Entries from a dataset of interfaces
####################
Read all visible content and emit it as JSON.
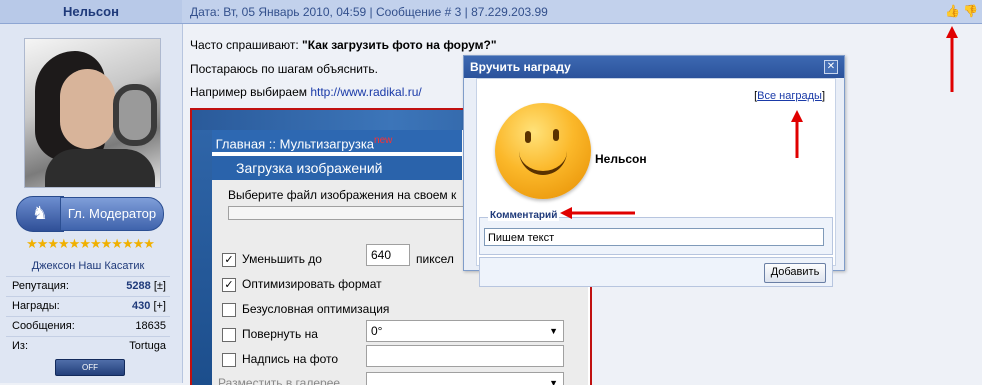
{
  "user": {
    "name": "Нельсон",
    "rank": "Гл. Модератор",
    "stars": "★★★★★★★★★★★★",
    "title": "Джексон Наш Касатик",
    "stats": [
      {
        "label": "Репутация:",
        "value": "5288",
        "extra": "[±]"
      },
      {
        "label": "Награды:",
        "value": "430",
        "extra": "[+]"
      },
      {
        "label": "Сообщения:",
        "value": "18635",
        "extra": ""
      },
      {
        "label": "Из:",
        "value": "Tortuga",
        "extra": ""
      }
    ],
    "status_button": "OFF"
  },
  "post": {
    "meta": "Дата: Вт, 05 Январь 2010, 04:59 | Сообщение # 3 | 87.229.203.99",
    "line1_prefix": "Часто спрашивают: ",
    "line1_bold": "\"Как загрузить фото на форум?\"",
    "line2": "Постараюсь по шагам объяснить.",
    "line3_prefix": "Например выбираем ",
    "line3_link": "http://www.radikal.ru/",
    "thumb_up_icon": "thumb-up-icon",
    "thumb_down_icon": "thumb-down-icon"
  },
  "embed": {
    "nav_main": "Главная",
    "nav_sep": "::",
    "nav_multi": "Мультизагрузка",
    "nav_new": "new",
    "title": "Загрузка изображений",
    "choose_file": "Выберите файл изображения на своем к",
    "reduce_label": "Уменьшить до",
    "reduce_value": "640",
    "reduce_unit": "пиксел",
    "optimize_label": "Оптимизировать формат",
    "uncond_label": "Безусловная оптимизация",
    "rotate_label": "Повернуть на",
    "rotate_value": "0°",
    "caption_label": "Надпись на фото",
    "gallery_label": "Разместить в галерее"
  },
  "dialog": {
    "title": "Вручить награду",
    "all_awards": "Все награды",
    "recipient": "Нельсон",
    "comment_legend": "Комментарий",
    "comment_value": "Пишем текст",
    "add_button": "Добавить"
  }
}
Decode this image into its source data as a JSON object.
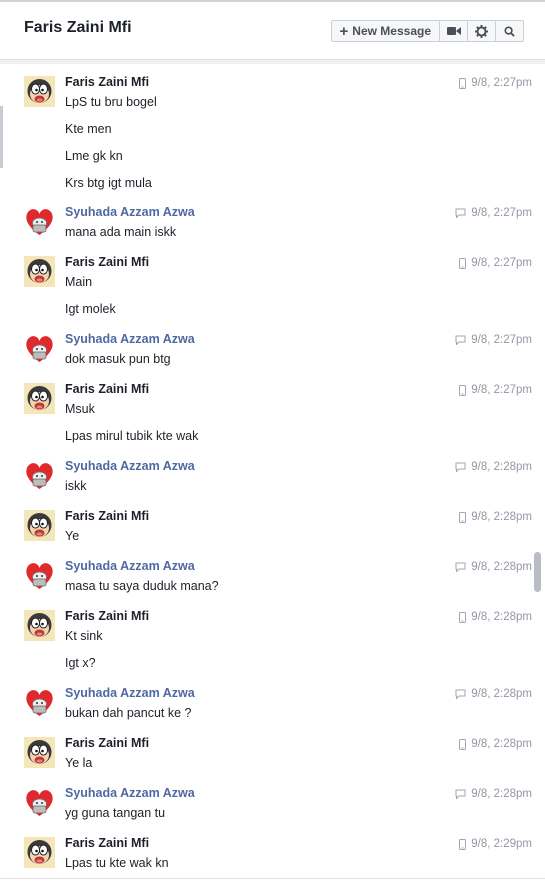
{
  "header": {
    "title": "Faris Zaini Mfi",
    "new_message_label": "New Message"
  },
  "icons": {
    "phone": "mobile-phone-icon",
    "chat": "chat-bubble-icon",
    "video": "video-camera-icon",
    "settings": "gear-icon",
    "search": "search-icon"
  },
  "colors": {
    "sender_link": "#4e69a2",
    "timestamp": "#9197a3"
  },
  "messages": [
    {
      "sender": "Faris Zaini Mfi",
      "time": "9/8, 2:27pm",
      "lines": [
        "LpS tu bru bogel",
        "Kte men",
        "Lme gk kn",
        "Krs btg igt mula"
      ]
    },
    {
      "sender": "Syuhada Azzam Azwa",
      "time": "9/8, 2:27pm",
      "lines": [
        "mana ada main iskk"
      ]
    },
    {
      "sender": "Faris Zaini Mfi",
      "time": "9/8, 2:27pm",
      "lines": [
        "Main",
        "Igt molek"
      ]
    },
    {
      "sender": "Syuhada Azzam Azwa",
      "time": "9/8, 2:27pm",
      "lines": [
        "dok masuk pun btg"
      ]
    },
    {
      "sender": "Faris Zaini Mfi",
      "time": "9/8, 2:27pm",
      "lines": [
        "Msuk",
        "Lpas mirul tubik kte wak"
      ]
    },
    {
      "sender": "Syuhada Azzam Azwa",
      "time": "9/8, 2:28pm",
      "lines": [
        "iskk"
      ]
    },
    {
      "sender": "Faris Zaini Mfi",
      "time": "9/8, 2:28pm",
      "lines": [
        "Ye"
      ]
    },
    {
      "sender": "Syuhada Azzam Azwa",
      "time": "9/8, 2:28pm",
      "lines": [
        "masa tu saya duduk mana?"
      ]
    },
    {
      "sender": "Faris Zaini Mfi",
      "time": "9/8, 2:28pm",
      "lines": [
        "Kt sink",
        "Igt x?"
      ]
    },
    {
      "sender": "Syuhada Azzam Azwa",
      "time": "9/8, 2:28pm",
      "lines": [
        "bukan dah pancut ke ?"
      ]
    },
    {
      "sender": "Faris Zaini Mfi",
      "time": "9/8, 2:28pm",
      "lines": [
        "Ye la"
      ]
    },
    {
      "sender": "Syuhada Azzam Azwa",
      "time": "9/8, 2:28pm",
      "lines": [
        "yg guna tangan tu"
      ]
    },
    {
      "sender": "Faris Zaini Mfi",
      "time": "9/8, 2:29pm",
      "lines": [
        "Lpas tu kte wak kn"
      ]
    }
  ]
}
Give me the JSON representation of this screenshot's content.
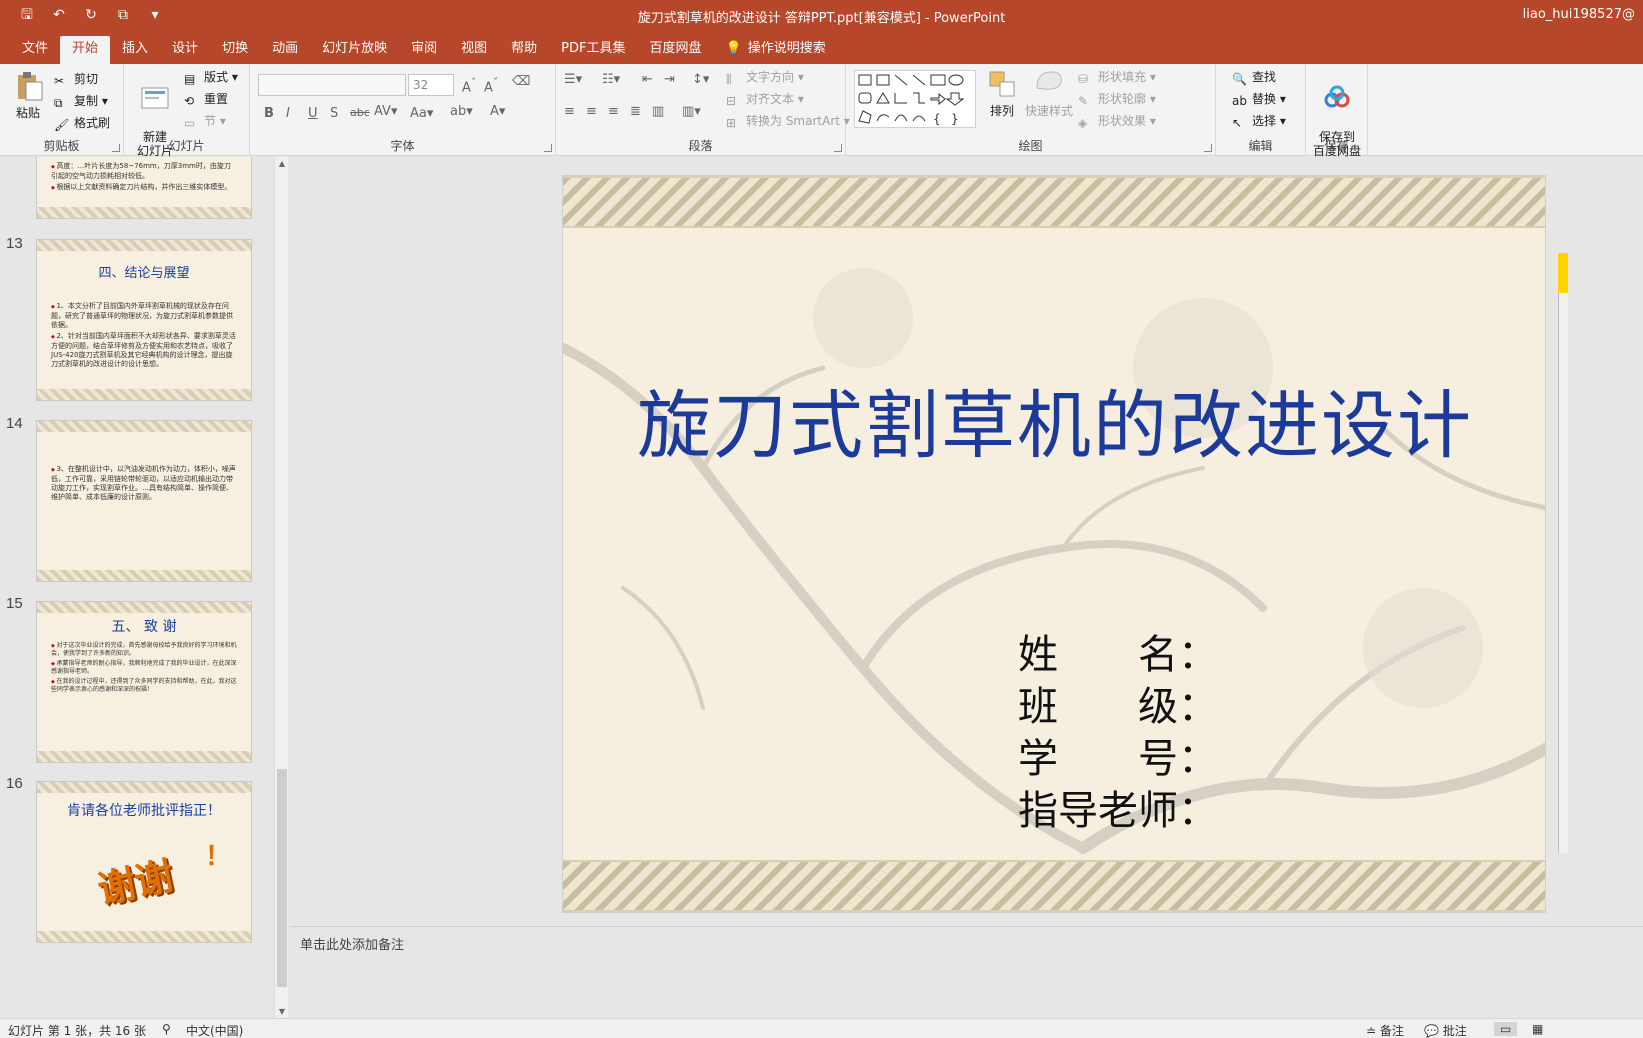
{
  "titlebar": {
    "title": "旋刀式割草机的改进设计 答辩PPT.ppt[兼容模式] - PowerPoint",
    "user": "liao_hui198527@"
  },
  "tabs": [
    {
      "label": "文件"
    },
    {
      "label": "开始"
    },
    {
      "label": "插入"
    },
    {
      "label": "设计"
    },
    {
      "label": "切换"
    },
    {
      "label": "动画"
    },
    {
      "label": "幻灯片放映"
    },
    {
      "label": "审阅"
    },
    {
      "label": "视图"
    },
    {
      "label": "帮助"
    },
    {
      "label": "PDF工具集"
    },
    {
      "label": "百度网盘"
    },
    {
      "label": "操作说明搜索"
    }
  ],
  "ribbon": {
    "clipboard": {
      "paste": "粘贴",
      "cut": "剪切",
      "copy": "复制",
      "format_painter": "格式刷",
      "label": "剪贴板"
    },
    "slides": {
      "new_slide": "新建\n幻灯片",
      "layout": "版式",
      "reset": "重置",
      "section": "节",
      "label": "幻灯片"
    },
    "font": {
      "size": "32",
      "label": "字体"
    },
    "paragraph": {
      "text_direction": "文字方向",
      "align_text": "对齐文本",
      "smartart": "转换为 SmartArt",
      "label": "段落"
    },
    "drawing": {
      "arrange": "排列",
      "quick_styles": "快速样式",
      "shape_fill": "形状填充",
      "shape_outline": "形状轮廓",
      "shape_effects": "形状效果",
      "label": "绘图"
    },
    "editing": {
      "find": "查找",
      "replace": "替换",
      "select": "选择",
      "label": "编辑"
    },
    "save": {
      "save_baidu": "保存到\n百度网盘",
      "label": "保存"
    }
  },
  "thumbnails": [
    {
      "number": "",
      "title": "",
      "body": [
        "高度：…叶片长度为58~76mm，刀厚3mm时，由旋刀引起的空气动力损耗相对较低。",
        "根据以上文献资料确定刀片结构，并作出三维实体模型。"
      ]
    },
    {
      "number": "13",
      "title": "四、结论与展望",
      "body": [
        "1、本文分析了目前国内外草坪割草机械的现状及存在问题，研究了普通草坪的物理状况，为旋刀式割草机参数提供依据。",
        "2、针对当前国内草坪面积不大却形状各异、要求割草灵活方便的问题，结合草坪修剪及方便实用和农艺特点，吸收了JUS-420旋刀式割草机及其它经典机构的设计理念，提出旋刀式割草机的改进设计的设计思想。"
      ]
    },
    {
      "number": "14",
      "title": "",
      "body": [
        "3、在整机设计中，以汽油发动机作为动力，体积小，噪声低，工作可靠，采用链轮带轮驱动，以适应动机输出动力带动旋刀工作，实现割草作业。…具有结构简单、操作简便、维护简单、成本低廉的设计原则。"
      ]
    },
    {
      "number": "15",
      "title": "五、 致 谢",
      "body": [
        "对于这次毕业设计的完成，首先感谢母校给予我良好的学习环境和机会，使我学到了许多新的知识。",
        "承蒙指导老师的耐心指导，我顺利地完成了我的毕业设计，在此深深感谢指导老师。",
        "在我的设计过程中，还得到了众多同学的支持和帮助，在此，我对这些同学表示衷心的感谢和深深的祝福！"
      ]
    },
    {
      "number": "16",
      "title": "肯请各位老师批评指正！",
      "body": [],
      "thanks": "谢谢",
      "excl": "！"
    }
  ],
  "slide": {
    "title": "旋刀式割草机的改进设计",
    "fields": [
      {
        "key": "姓　　名：",
        "value": ""
      },
      {
        "key": "班　　级：",
        "value": ""
      },
      {
        "key": "学　　号：",
        "value": ""
      },
      {
        "key": "指导老师：",
        "value": ""
      }
    ]
  },
  "notes": {
    "placeholder": "单击此处添加备注"
  },
  "status": {
    "slide_info": "幻灯片 第 1 张，共 16 张",
    "language": "中文(中国)",
    "notes_btn": "备注",
    "comments_btn": "批注"
  },
  "colors": {
    "accent": "#b7472a",
    "title_blue": "#1b3a9a",
    "slide_bg": "#f6efdf"
  }
}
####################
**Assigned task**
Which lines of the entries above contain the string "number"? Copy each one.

**Answer to the exercise**
      "number": "",
      "number": "13",
      "number": "14",
      "number": "15",
      "number": "16",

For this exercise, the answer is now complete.